Economics is roughly divided into two major areas: micro and macroeconomics. Health economics is primarily a subset of microeconomics, examining the behavior of firms and individuals regarding their demands for and production of health and medical care. Health care markets are an increasingly important part of our economic life, but they are among the least understood. There are many problems that distinguish these markets from other marketed goods. You will learn what the differences are, and what these imply for the workings of the markets. While I think that there are certain grand themes in health economics (access to care and containing costs), this course will dabble in a variety of topics, large and small. The course will follow a basic outline throughout the semester of looking at the theory and the empirical applications that are currently talked about in health economics.
The major class project will be a survey that you will design, conduct and analyze. I hope you will get a taste of and for data work: how it is done, what the limitations are, what we can learn from examining data in the social sciences. Learning to analyze data yourself will give you useful skills for your life after Bucknell, no matter what field you choose to enter.
The class will begin with a review of microeconomics and a short review/background in basic statistics for the social sciences. We will then start out with the model of individual behavior and investment and health.

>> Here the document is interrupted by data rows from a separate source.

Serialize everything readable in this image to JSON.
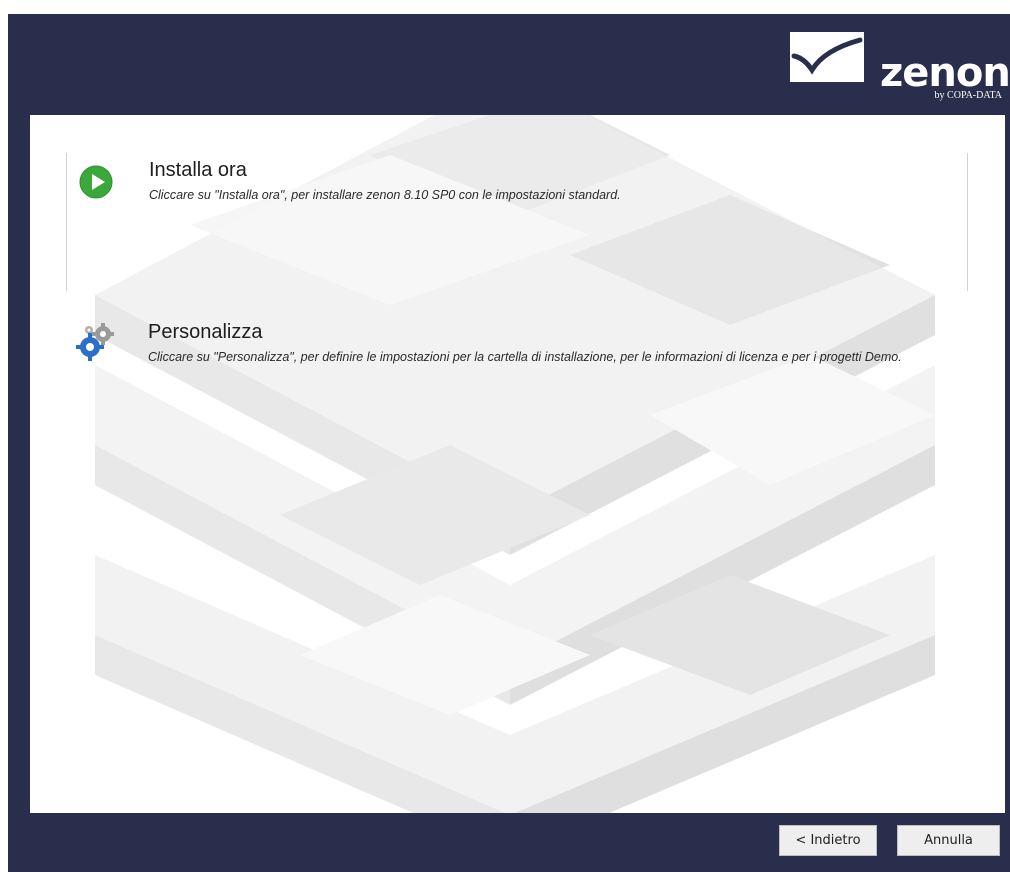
{
  "header": {
    "logo_word": "zenon",
    "logo_sub": "by COPA-DATA",
    "logo_icon": "zenon-checkmark-logo"
  },
  "options": [
    {
      "title": "Installa ora",
      "description": "Cliccare su \"Installa ora\", per installare zenon 8.10 SP0 con le impostazioni standard.",
      "icon": "play-icon",
      "icon_color": "#3aa83a"
    },
    {
      "title": "Personalizza",
      "description": "Cliccare su \"Personalizza\", per definire le impostazioni per la cartella di installazione, per le informazioni di licenza e per i progetti Demo.",
      "icon": "gears-icon",
      "icon_color": "#2a6fc9"
    }
  ],
  "footer": {
    "back_label": "< Indietro",
    "cancel_label": "Annulla"
  },
  "colors": {
    "frame": "#2a2e4d",
    "content": "#ffffff"
  }
}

As we progress through the semester, we will then talk about the broad market issues in healthcare. This course is really a survey of topics in health economics, such as the labor market for physicians, cost-benefit analysis application in the evaluation of medicine, the problems in the market for health insurance, and different models of nonprofit firm behavior. The topics we will address in class are the ones that will provide you with a basic understanding of the applications of economics to health that are important in the modern economy.

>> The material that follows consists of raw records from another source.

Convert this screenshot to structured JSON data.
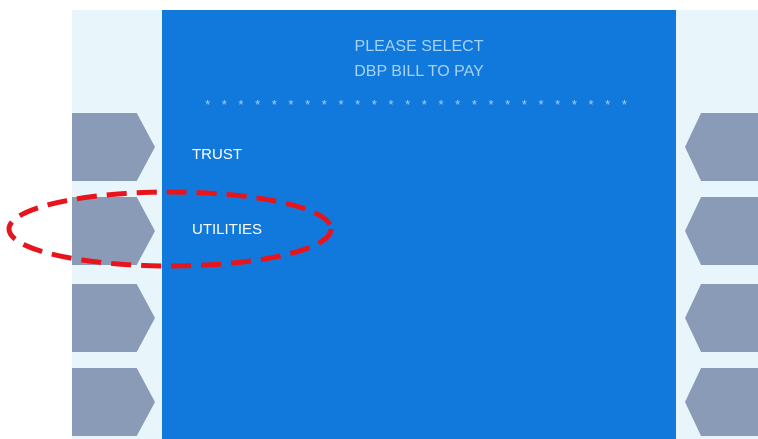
{
  "screen": {
    "title_line_1": "PLEASE SELECT",
    "title_line_2": "DBP BILL TO PAY",
    "separator": "* * * * * * * * * * * * * * * * * * * * * * * * * *",
    "options": [
      {
        "label": "TRUST"
      },
      {
        "label": "UTILITIES"
      }
    ]
  },
  "colors": {
    "screen_background": "#1279dc",
    "side_panel": "#e8f6fb",
    "side_key": "#8a9bb8",
    "title_text": "#a6d2f5",
    "option_text": "#ffffff",
    "highlight": "#e8141c"
  }
}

Homework assignments will consist of problem sets and group presentations of course readings.
Group Presentation 10%
You will be assigned to a group, and you will be required to present to the class one of the readings from the supplemental packet. More instructions will be provided, but the group will explain and critique the paper.

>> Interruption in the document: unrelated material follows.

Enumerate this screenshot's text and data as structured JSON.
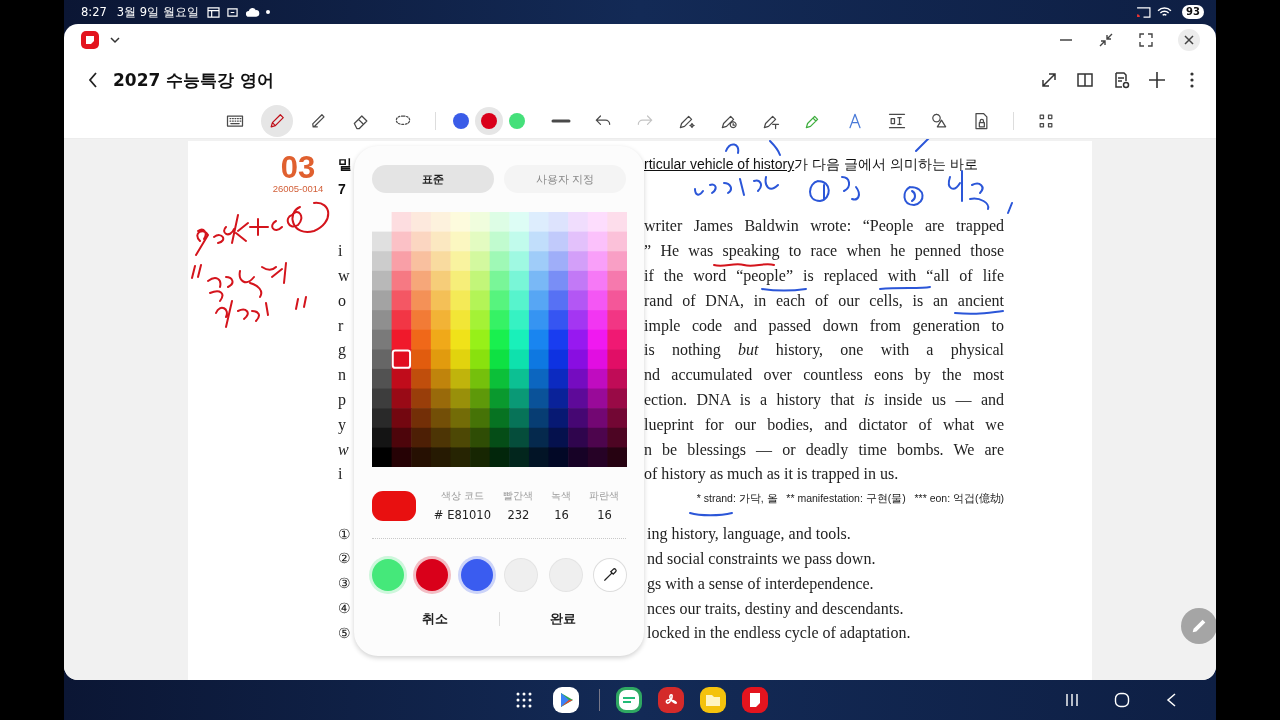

Your contributions to the course will be essential. An adequate participation grade will depend on being in class and being prepared.
The midterm and final will be equally weighted. The final will not be cumulative.
Term Paper/Class project 25%
As mentioned above, this class project will be a research project that you will design as a class from the ground up. The general topic is a study of drinking on Bucknell's campus, but you will guide the specific questions that you ask and answer. During the semester we will talk about how researchers design and conduct a study, as we construct our own.
Your primary text book is:
Folland, Goodman, & Stano, (FG&S) The Economics of Health and Health Care
You will also read some articles from current and past health economics work in the supplemental packet (SP).
Other readings may be added on reserve as the semester progresses.
Homework assignment number 1: Due February 7. Questions 4-8 page 122 in Folland, Goodman and Stano.
Answer key for first homework.
Homework #3: Assignments for next Monday and Wednesday
Answers to Homework #3.
Answer key to midterm.
Answer key for Homework #4
Late assignments will be accepted for up to 4 school days (Monday-Friday, not four class meeting days) after they are due, with a 25 percentage point penalty for each day.
If you feel that a homework, exam, or other assignment has been improperly graded, submit a written explanation of why you feel the grade is not accurate with the assignment, and I will review it.
During the course of the semester, you will all cooperatively design, conduct, and evaluate a survey of your fellow Bucknell students on alcohol consumption patterns, perceptions, policy effectiveness, etc.... (you will be in charge of directing this end). There are several goals to this assignment.
1. For you to learn the scientific method through practice.
2. For you to learn how to ask and answer questions using data.
3. For you to gain experience using statistical software.
4. For you to learn the advantages and limitations of data work.
5. For you to learn more about the subject.
6. For you to teach me and others in the Bucknell community about the subject.
7. For you to learn about ethics of research.
8. For you to learn how to properly use statistics (and be able to tell when others have improperly used statistics).
I will be here to help you along in the process. I will not ask you to do anything that you aren't capable of doing, but I don't guarantee that this will be an easy class. You will work together, dividing up the labor of the study, and then each produce a "chapter" on a specific subject within the larger study. (The sub-topics will be up to you).
On Ereserve is a link to a web-text book on research methods. I will let you know when there are relevant "chapters" to read or good reference materials for this project on the site. Your text book and the supplemental packet readings are also good sources of examples of this type of research
Professor Wolaver's Home Page
Professor Wolaver's General Economics Links
Professor Wolaver's Health Economics Links
Bucknell Economics Home Page
Bucknell Home Page
Updated 4/17/00 by A. Wolaver